On Saturday, Graham wondered why some entrepreneurs succeed and others don’t.
“Someone asked me what is the most dependent on luck thing in startups. I answered: if you deserve it. Only a small fraction of people,” he Tweet.
When asked to describe in one word the key characteristic, he answered, “determined,” as it is “very common” for a person suitable for launching startups to “succeed only on the third or fourth attempt. ”
But, he added, it is not clear who has this quality. “If it was,” he said, “YC would have a much higher success rate.”
In a Twitter user asked, “Are you saying this is something you can’t change? Something you can’t do better?”
Graham ANSWERED, “If you’re good at it, you’ll be better at it. But you can’t get much better at fitting it. “
In the case of Airbnb, the determination of its founders impressed Graham more than their business idea. Brian Chesky, Joe Gebbia, and Nathan Blecharczyk launched the company in 2008 but were rejected by venture capitalists. Graham, too, is skeptical of the idea that people would invite strangers to stay in their home.
But then Graham saw the determination of the builders. Facing rejection from potential backers, now-CEO Chesky and his partners instead raised funds from their own customers. by selling them $40 cereal boxes. The team custom-designed and hand-glued the boxes to feature former presidential candidates Barack Obama and John McCain, offering them as a breakfast option to Airbnb customers, some of its first people who attended the Democratic and Republican national conventions. The boxes proved popular and sold unexpectedly well.
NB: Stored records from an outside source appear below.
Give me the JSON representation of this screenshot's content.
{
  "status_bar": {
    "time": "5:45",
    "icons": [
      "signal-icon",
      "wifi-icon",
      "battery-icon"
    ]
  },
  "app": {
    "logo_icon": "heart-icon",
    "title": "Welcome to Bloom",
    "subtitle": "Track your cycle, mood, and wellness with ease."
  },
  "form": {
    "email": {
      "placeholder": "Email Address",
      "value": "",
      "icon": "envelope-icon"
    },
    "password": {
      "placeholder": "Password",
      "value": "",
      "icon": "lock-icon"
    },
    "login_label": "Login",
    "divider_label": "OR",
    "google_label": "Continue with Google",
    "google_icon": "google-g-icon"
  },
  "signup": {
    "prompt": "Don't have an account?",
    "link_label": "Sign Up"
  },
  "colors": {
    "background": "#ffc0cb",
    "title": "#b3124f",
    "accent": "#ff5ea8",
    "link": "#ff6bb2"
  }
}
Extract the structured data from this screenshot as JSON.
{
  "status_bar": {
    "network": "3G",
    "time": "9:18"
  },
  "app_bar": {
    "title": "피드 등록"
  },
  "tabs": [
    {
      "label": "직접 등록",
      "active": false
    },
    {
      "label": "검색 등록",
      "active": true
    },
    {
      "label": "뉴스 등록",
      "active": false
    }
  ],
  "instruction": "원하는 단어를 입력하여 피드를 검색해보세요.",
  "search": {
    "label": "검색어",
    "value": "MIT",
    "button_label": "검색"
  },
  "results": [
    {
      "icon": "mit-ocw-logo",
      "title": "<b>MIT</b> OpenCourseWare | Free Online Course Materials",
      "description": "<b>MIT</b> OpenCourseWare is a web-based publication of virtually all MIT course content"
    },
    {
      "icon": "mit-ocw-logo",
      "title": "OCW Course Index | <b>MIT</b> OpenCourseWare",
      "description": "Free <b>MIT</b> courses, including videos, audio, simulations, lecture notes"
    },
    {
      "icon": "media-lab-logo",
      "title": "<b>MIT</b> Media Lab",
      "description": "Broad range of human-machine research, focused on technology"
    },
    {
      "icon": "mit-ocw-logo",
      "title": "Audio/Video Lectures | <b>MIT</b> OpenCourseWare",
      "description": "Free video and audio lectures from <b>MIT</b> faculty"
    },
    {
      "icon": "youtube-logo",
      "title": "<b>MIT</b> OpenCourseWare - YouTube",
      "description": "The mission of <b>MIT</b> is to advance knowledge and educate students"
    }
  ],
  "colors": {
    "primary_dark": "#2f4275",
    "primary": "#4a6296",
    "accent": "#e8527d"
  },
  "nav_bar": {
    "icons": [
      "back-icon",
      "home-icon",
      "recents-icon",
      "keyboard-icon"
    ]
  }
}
Like Chesky recalls at a recent Stanford Graduate School of Business event, Graham asked the founders about the boxes at the end of their interview, which turned out to be awkward. They replied, “This is how we financed the company because no other investors gave us money.”
Graham was suddenly impressed. “Well if you figure out how to get people to pay $40 for a $4 box of cereal, maybe, just maybe, you can convince strangers to live with each other,” he told them.
Y Combinator then invested in Airbnb, which now has a market cap of nearly $70 billion.